That brings us to…
The Top 5 Reactions of the Day
1. Canada’s 19-year-old Justine Dufour-Lapointe celebrates her moguls gold, loudly.
2. Kotsenburg, Sandbech, and Morris enter the record books as the first Olympic snowboard slopestyle medalists.
3. McMorris is “a ball of emotion” when asked about his road to Sochi, which involved fracturing a rib last month at the X Games, not making it directly into the Olympic finals from the qualifying round in Sochi, and having it come down to his second run in both the semis and finals.
4. The biathlon commentators realize one Norwegian favorite doesn’t have the juice to overtake his 40-year-old countryman Ole Einar Bjoerndalen, who would ultimately win gold and become the oldest individual Winter Games medalist ever — as well as tie for having the most all-time Winter medals (12). Bob Costas mentioned the records, but should have shown this:

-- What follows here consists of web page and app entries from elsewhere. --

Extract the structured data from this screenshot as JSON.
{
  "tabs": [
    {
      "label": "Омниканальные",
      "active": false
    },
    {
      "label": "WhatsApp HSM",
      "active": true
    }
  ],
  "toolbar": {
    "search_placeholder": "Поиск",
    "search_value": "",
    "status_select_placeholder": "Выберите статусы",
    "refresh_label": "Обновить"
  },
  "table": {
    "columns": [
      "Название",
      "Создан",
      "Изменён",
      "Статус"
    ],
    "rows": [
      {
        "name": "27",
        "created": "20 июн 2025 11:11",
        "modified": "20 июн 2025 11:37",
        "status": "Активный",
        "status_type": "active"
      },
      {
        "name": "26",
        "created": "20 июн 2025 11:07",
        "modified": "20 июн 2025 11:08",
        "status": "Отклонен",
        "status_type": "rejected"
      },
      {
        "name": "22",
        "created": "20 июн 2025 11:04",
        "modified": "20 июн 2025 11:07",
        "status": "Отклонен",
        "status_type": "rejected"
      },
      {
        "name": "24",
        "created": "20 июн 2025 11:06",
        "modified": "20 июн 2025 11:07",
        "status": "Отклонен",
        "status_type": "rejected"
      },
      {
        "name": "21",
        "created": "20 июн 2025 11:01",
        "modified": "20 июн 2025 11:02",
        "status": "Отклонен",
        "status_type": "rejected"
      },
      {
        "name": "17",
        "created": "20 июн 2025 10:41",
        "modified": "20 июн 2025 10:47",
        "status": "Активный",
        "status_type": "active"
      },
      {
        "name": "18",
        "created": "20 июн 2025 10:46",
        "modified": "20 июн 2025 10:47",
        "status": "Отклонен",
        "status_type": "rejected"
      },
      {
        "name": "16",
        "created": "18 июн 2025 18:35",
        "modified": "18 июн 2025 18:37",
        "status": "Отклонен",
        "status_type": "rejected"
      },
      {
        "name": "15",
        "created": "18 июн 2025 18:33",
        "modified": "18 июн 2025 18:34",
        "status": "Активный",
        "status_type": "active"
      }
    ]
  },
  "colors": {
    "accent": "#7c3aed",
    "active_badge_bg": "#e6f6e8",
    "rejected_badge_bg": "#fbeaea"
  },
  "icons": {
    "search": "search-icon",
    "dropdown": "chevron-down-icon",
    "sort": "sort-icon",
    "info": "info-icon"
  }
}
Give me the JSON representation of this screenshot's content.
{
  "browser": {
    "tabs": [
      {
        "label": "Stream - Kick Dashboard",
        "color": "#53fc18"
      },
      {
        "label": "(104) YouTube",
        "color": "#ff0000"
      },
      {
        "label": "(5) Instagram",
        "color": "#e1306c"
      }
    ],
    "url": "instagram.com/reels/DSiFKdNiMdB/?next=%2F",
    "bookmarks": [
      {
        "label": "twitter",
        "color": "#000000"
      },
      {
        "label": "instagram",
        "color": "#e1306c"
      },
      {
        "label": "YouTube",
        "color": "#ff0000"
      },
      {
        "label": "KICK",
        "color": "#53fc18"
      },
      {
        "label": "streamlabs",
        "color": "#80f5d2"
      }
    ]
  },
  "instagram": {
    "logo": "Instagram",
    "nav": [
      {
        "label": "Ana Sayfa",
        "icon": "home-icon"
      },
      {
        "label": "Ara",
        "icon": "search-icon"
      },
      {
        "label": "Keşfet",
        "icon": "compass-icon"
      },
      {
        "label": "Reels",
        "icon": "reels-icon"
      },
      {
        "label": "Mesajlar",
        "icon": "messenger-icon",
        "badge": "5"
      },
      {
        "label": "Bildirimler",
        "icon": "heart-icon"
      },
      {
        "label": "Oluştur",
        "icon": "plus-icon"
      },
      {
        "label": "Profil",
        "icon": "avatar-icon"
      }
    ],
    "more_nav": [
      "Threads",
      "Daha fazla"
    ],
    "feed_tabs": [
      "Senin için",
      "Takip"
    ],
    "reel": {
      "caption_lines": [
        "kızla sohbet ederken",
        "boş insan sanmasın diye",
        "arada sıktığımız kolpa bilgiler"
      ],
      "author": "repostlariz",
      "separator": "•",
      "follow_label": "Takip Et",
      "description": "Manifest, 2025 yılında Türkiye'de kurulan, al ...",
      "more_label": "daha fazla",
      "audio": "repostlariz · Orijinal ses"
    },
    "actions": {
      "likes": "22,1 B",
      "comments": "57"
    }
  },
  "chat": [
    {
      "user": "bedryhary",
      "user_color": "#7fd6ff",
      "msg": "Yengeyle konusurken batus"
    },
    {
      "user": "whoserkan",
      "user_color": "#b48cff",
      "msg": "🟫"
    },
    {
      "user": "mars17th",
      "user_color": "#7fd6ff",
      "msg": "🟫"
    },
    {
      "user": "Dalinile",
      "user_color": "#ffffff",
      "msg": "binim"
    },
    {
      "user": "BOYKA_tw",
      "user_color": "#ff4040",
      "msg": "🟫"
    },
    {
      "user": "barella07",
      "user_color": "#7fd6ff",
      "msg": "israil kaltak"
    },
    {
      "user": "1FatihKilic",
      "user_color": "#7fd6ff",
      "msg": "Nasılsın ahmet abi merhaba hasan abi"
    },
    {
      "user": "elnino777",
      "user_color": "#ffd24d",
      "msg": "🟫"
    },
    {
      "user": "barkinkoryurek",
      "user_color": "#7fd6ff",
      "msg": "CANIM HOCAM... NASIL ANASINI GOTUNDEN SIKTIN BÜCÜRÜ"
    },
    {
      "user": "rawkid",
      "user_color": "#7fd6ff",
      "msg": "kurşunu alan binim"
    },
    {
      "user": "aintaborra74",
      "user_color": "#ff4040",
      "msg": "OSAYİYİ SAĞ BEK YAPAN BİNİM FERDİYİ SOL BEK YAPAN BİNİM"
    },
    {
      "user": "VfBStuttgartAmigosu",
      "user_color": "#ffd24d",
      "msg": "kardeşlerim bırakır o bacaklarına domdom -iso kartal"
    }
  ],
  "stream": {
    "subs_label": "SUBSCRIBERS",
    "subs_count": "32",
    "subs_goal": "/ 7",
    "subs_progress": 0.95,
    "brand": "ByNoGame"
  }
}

5. Women collapse after finishing their skiathlon event. I would’ve liked an even wider shot.
SNARKIEST BOB COSTAS COMMENT: “Understand what happened: If you were here in Russia, you saw replacement video from the rehearsal when it worked. They didn’t see the glitch, which American viewers saw.” — Costas dissecting the opening ceremony snowflake malfunction with Cris Collinsworth and Apolo Ohno